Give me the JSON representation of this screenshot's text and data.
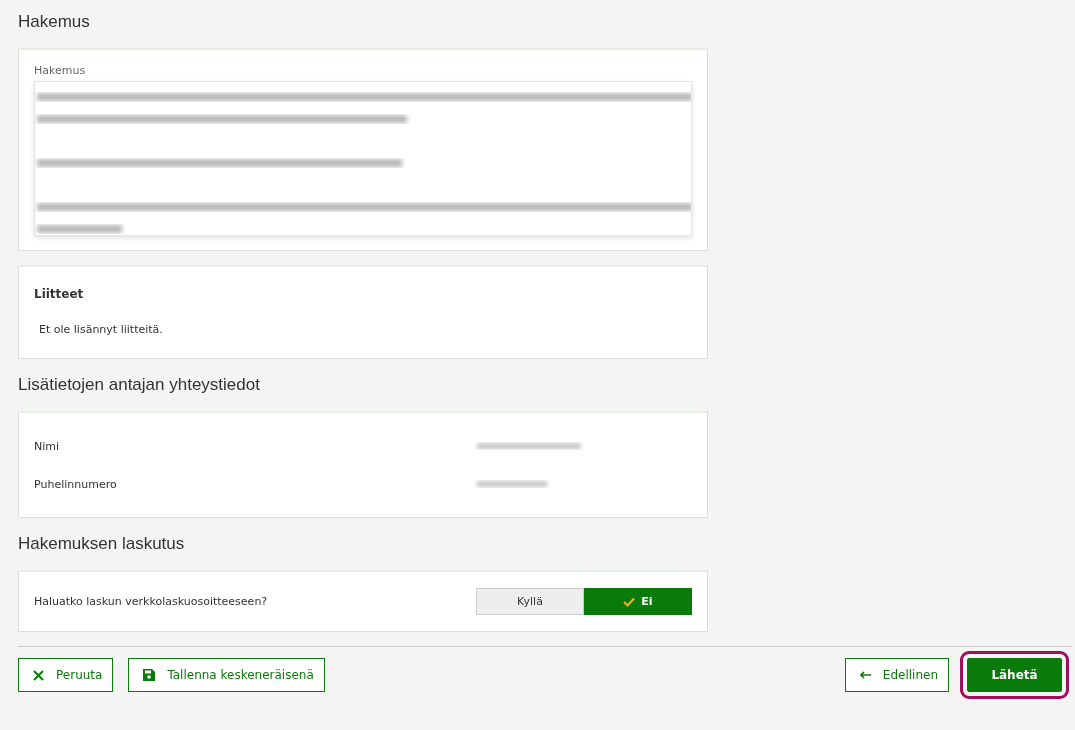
{
  "sections": [
    {
      "kind": "textarea",
      "heading": "Hakemus",
      "label": "Hakemus"
    },
    {
      "kind": "attachments",
      "title": "Liitteet",
      "text": "Et ole lisännyt liitteitä."
    },
    {
      "kind": "contact",
      "heading": "Lisätietojen antajan yhteystiedot",
      "fields": [
        {
          "label": "Nimi"
        },
        {
          "label": "Puhelinnumero"
        }
      ]
    },
    {
      "kind": "toggle",
      "heading": "Hakemuksen laskutus",
      "question": "Haluatko laskun verkkolaskuosoitteeseen?",
      "options": [
        {
          "label": "Kyllä",
          "selected": false
        },
        {
          "label": "Ei",
          "selected": true
        }
      ]
    }
  ],
  "footer": {
    "left": [
      {
        "label": "Peruuta",
        "kind": "cancel"
      },
      {
        "label": "Tallenna keskeneräisenä",
        "kind": "save"
      }
    ],
    "right": [
      {
        "label": "Edellinen",
        "kind": "back",
        "primary": false,
        "focused": false
      },
      {
        "label": "Lähetä",
        "kind": "send",
        "primary": true,
        "focused": true
      }
    ]
  }
}
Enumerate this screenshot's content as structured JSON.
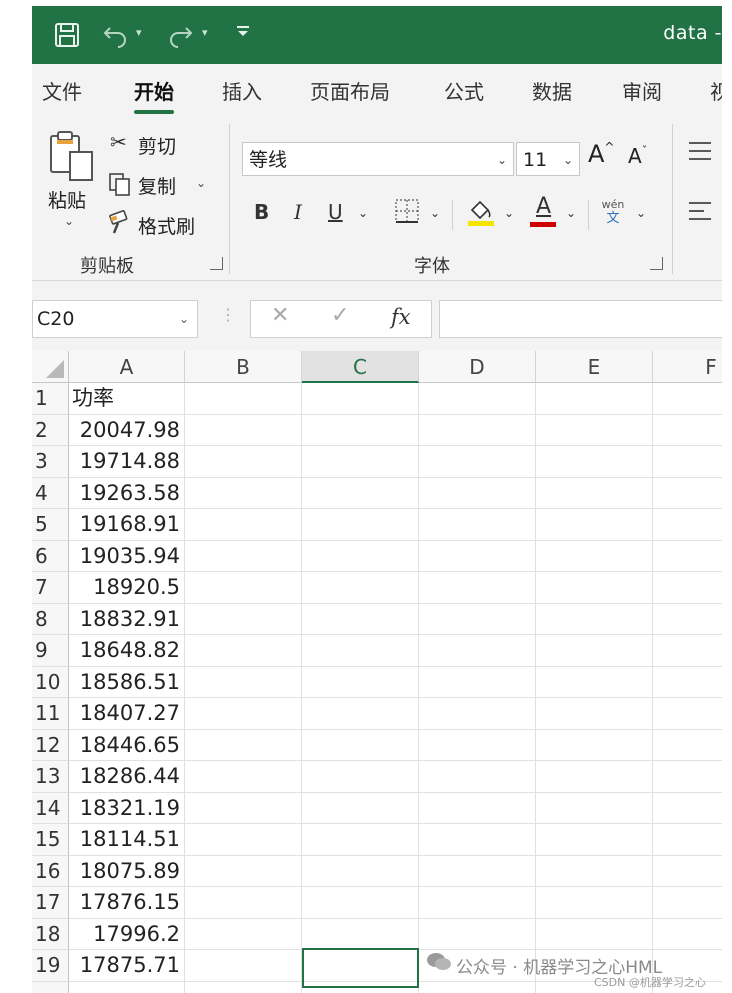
{
  "titlebar": {
    "title": "data -",
    "save_icon": "save-icon",
    "undo_icon": "undo-icon",
    "redo_icon": "redo-icon",
    "qat_caret": "▾"
  },
  "tabs": [
    "文件",
    "开始",
    "插入",
    "页面布局",
    "公式",
    "数据",
    "审阅",
    "视"
  ],
  "active_tab": "开始",
  "clipboard": {
    "paste": "粘贴",
    "cut": "剪切",
    "copy": "复制",
    "format_painter": "格式刷",
    "group_label": "剪贴板"
  },
  "font": {
    "name": "等线",
    "size": "11",
    "group_label": "字体",
    "bold": "B",
    "italic": "I",
    "underline": "U",
    "font_color_letter": "A",
    "phonetic_top": "wén",
    "phonetic_bottom": "文",
    "grow": "A",
    "shrink": "A"
  },
  "colors": {
    "accent": "#217346",
    "highlight": "#f5e400",
    "font_color": "#d00000"
  },
  "formula_bar": {
    "name_box": "C20",
    "cancel": "✕",
    "enter": "✓",
    "fx": "fx",
    "value": ""
  },
  "sheet": {
    "columns": [
      "A",
      "B",
      "C",
      "D",
      "E",
      "F"
    ],
    "selected_column": "C",
    "rows": [
      {
        "n": "1",
        "a": "功率"
      },
      {
        "n": "2",
        "a": "20047.98"
      },
      {
        "n": "3",
        "a": "19714.88"
      },
      {
        "n": "4",
        "a": "19263.58"
      },
      {
        "n": "5",
        "a": "19168.91"
      },
      {
        "n": "6",
        "a": "19035.94"
      },
      {
        "n": "7",
        "a": "18920.5"
      },
      {
        "n": "8",
        "a": "18832.91"
      },
      {
        "n": "9",
        "a": "18648.82"
      },
      {
        "n": "10",
        "a": "18586.51"
      },
      {
        "n": "11",
        "a": "18407.27"
      },
      {
        "n": "12",
        "a": "18446.65"
      },
      {
        "n": "13",
        "a": "18286.44"
      },
      {
        "n": "14",
        "a": "18321.19"
      },
      {
        "n": "15",
        "a": "18114.51"
      },
      {
        "n": "16",
        "a": "18075.89"
      },
      {
        "n": "17",
        "a": "17876.15"
      },
      {
        "n": "18",
        "a": "17996.2"
      },
      {
        "n": "19",
        "a": "17875.71"
      }
    ]
  },
  "watermark": {
    "main": "公众号 · 机器学习之心HML",
    "sub": "CSDN @机器学习之心"
  }
}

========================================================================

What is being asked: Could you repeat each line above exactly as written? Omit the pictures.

Answer section:
Give me the JSON representation of this screenshot's text and data.
{
  "sections": [
    {
      "kind": "textarea",
      "heading": "Hakemus",
      "label": "Hakemus"
    },
    {
      "kind": "attachments",
      "title": "Liitteet",
      "text": "Et ole lisännyt liitteitä."
    },
    {
      "kind": "contact",
      "heading": "Lisätietojen antajan yhteystiedot",
      "fields": [
        {
          "label": "Nimi"
        },
        {
          "label": "Puhelinnumero"
        }
      ]
    },
    {
      "kind": "toggle",
      "heading": "Hakemuksen laskutus",
      "question": "Haluatko laskun verkkolaskuosoitteeseen?",
      "options": [
        {
          "label": "Kyllä",
          "selected": false
        },
        {
          "label": "Ei",
          "selected": true
        }
      ]
    }
  ],
  "footer": {
    "left": [
      {
        "label": "Peruuta",
        "kind": "cancel"
      },
      {
        "label": "Tallenna keskeneräisenä",
        "kind": "save"
      }
    ],
    "right": [
      {
        "label": "Edellinen",
        "kind": "back",
        "primary": false,
        "focused": false
      },
      {
        "label": "Lähetä",
        "kind": "send",
        "primary": true,
        "focused": true
      }
    ]
  }
}
Enumerate this screenshot's content as structured JSON.
{
  "titlebar": {
    "title": "data -",
    "save_icon": "save-icon",
    "undo_icon": "undo-icon",
    "redo_icon": "redo-icon",
    "qat_caret": "▾"
  },
  "tabs": [
    "文件",
    "开始",
    "插入",
    "页面布局",
    "公式",
    "数据",
    "审阅",
    "视"
  ],
  "active_tab": "开始",
  "clipboard": {
    "paste": "粘贴",
    "cut": "剪切",
    "copy": "复制",
    "format_painter": "格式刷",
    "group_label": "剪贴板"
  },
  "font": {
    "name": "等线",
    "size": "11",
    "group_label": "字体",
    "bold": "B",
    "italic": "I",
    "underline": "U",
    "font_color_letter": "A",
    "phonetic_top": "wén",
    "phonetic_bottom": "文",
    "grow": "A",
    "shrink": "A"
  },
  "colors": {
    "accent": "#217346",
    "highlight": "#f5e400",
    "font_color": "#d00000"
  },
  "formula_bar": {
    "name_box": "C20",
    "cancel": "✕",
    "enter": "✓",
    "fx": "fx",
    "value": ""
  },
  "sheet": {
    "columns": [
      "A",
      "B",
      "C",
      "D",
      "E",
      "F"
    ],
    "selected_column": "C",
    "rows": [
      {
        "n": "1",
        "a": "功率"
      },
      {
        "n": "2",
        "a": "20047.98"
      },
      {
        "n": "3",
        "a": "19714.88"
      },
      {
        "n": "4",
        "a": "19263.58"
      },
      {
        "n": "5",
        "a": "19168.91"
      },
      {
        "n": "6",
        "a": "19035.94"
      },
      {
        "n": "7",
        "a": "18920.5"
      },
      {
        "n": "8",
        "a": "18832.91"
      },
      {
        "n": "9",
        "a": "18648.82"
      },
      {
        "n": "10",
        "a": "18586.51"
      },
      {
        "n": "11",
        "a": "18407.27"
      },
      {
        "n": "12",
        "a": "18446.65"
      },
      {
        "n": "13",
        "a": "18286.44"
      },
      {
        "n": "14",
        "a": "18321.19"
      },
      {
        "n": "15",
        "a": "18114.51"
      },
      {
        "n": "16",
        "a": "18075.89"
      },
      {
        "n": "17",
        "a": "17876.15"
      },
      {
        "n": "18",
        "a": "17996.2"
      },
      {
        "n": "19",
        "a": "17875.71"
      }
    ]
  },
  "watermark": {
    "main": "公众号 · 机器学习之心HML",
    "sub": "CSDN @机器学习之心"
  }
}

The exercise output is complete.